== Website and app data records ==
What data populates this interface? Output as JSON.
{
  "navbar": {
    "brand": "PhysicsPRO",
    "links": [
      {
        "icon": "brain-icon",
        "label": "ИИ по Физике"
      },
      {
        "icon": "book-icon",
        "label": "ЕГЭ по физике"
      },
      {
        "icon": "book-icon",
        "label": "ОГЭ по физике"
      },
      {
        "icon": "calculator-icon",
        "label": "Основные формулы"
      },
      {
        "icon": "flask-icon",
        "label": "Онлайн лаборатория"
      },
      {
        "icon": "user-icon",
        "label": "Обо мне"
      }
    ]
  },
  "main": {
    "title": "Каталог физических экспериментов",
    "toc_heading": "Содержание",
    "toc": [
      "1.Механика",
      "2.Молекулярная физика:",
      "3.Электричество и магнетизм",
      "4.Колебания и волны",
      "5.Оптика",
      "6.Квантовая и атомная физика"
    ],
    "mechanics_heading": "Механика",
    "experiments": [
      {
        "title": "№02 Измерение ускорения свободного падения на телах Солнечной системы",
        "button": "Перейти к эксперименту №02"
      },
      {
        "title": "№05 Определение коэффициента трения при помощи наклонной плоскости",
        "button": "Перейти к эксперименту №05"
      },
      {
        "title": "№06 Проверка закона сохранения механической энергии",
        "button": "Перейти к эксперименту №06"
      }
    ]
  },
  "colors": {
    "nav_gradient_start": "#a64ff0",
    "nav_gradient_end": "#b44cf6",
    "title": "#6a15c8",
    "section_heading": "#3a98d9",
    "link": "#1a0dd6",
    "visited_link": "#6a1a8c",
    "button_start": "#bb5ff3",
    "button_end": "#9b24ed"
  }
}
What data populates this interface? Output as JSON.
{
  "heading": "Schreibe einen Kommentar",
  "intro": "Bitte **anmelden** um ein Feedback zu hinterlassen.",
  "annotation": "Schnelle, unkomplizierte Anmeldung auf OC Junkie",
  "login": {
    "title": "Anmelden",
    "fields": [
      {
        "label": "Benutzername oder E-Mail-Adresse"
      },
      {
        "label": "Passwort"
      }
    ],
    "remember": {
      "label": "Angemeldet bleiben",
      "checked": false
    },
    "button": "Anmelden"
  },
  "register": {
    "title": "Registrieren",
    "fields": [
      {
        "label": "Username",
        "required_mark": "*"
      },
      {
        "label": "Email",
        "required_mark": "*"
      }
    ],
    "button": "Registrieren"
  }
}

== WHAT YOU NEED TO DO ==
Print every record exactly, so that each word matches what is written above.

== ANSWER FOR THE TASK ==
What data populates this interface? Output as JSON.
{
  "navbar": {
    "brand": "PhysicsPRO",
    "links": [
      {
        "icon": "brain-icon",
        "label": "ИИ по Физике"
      },
      {
        "icon": "book-icon",
        "label": "ЕГЭ по физике"
      },
      {
        "icon": "book-icon",
        "label": "ОГЭ по физике"
      },
      {
        "icon": "calculator-icon",
        "label": "Основные формулы"
      },
      {
        "icon": "flask-icon",
        "label": "Онлайн лаборатория"
      },
      {
        "icon": "user-icon",
        "label": "Обо мне"
      }
    ]
  },
  "main": {
    "title": "Каталог физических экспериментов",
    "toc_heading": "Содержание",
    "toc": [
      "1.Механика",
      "2.Молекулярная физика:",
      "3.Электричество и магнетизм",
      "4.Колебания и волны",
      "5.Оптика",
      "6.Квантовая и атомная физика"
    ],
    "mechanics_heading": "Механика",
    "experiments": [
      {
        "title": "№02 Измерение ускорения свободного падения на телах Солнечной системы",
        "button": "Перейти к эксперименту №02"
      },
      {
        "title": "№05 Определение коэффициента трения при помощи наклонной плоскости",
        "button": "Перейти к эксперименту №05"
      },
      {
        "title": "№06 Проверка закона сохранения механической энергии",
        "button": "Перейти к эксперименту №06"
      }
    ]
  },
  "colors": {
    "nav_gradient_start": "#a64ff0",
    "nav_gradient_end": "#b44cf6",
    "title": "#6a15c8",
    "section_heading": "#3a98d9",
    "link": "#1a0dd6",
    "visited_link": "#6a1a8c",
    "button_start": "#bb5ff3",
    "button_end": "#9b24ed"
  }
}
What data populates this interface? Output as JSON.
{
  "heading": "Schreibe einen Kommentar",
  "intro": "Bitte **anmelden** um ein Feedback zu hinterlassen.",
  "annotation": "Schnelle, unkomplizierte Anmeldung auf OC Junkie",
  "login": {
    "title": "Anmelden",
    "fields": [
      {
        "label": "Benutzername oder E-Mail-Adresse"
      },
      {
        "label": "Passwort"
      }
    ],
    "remember": {
      "label": "Angemeldet bleiben",
      "checked": false
    },
    "button": "Anmelden"
  },
  "register": {
    "title": "Registrieren",
    "fields": [
      {
        "label": "Username",
        "required_mark": "*"
      },
      {
        "label": "Email",
        "required_mark": "*"
      }
    ],
    "button": "Registrieren"
  }
}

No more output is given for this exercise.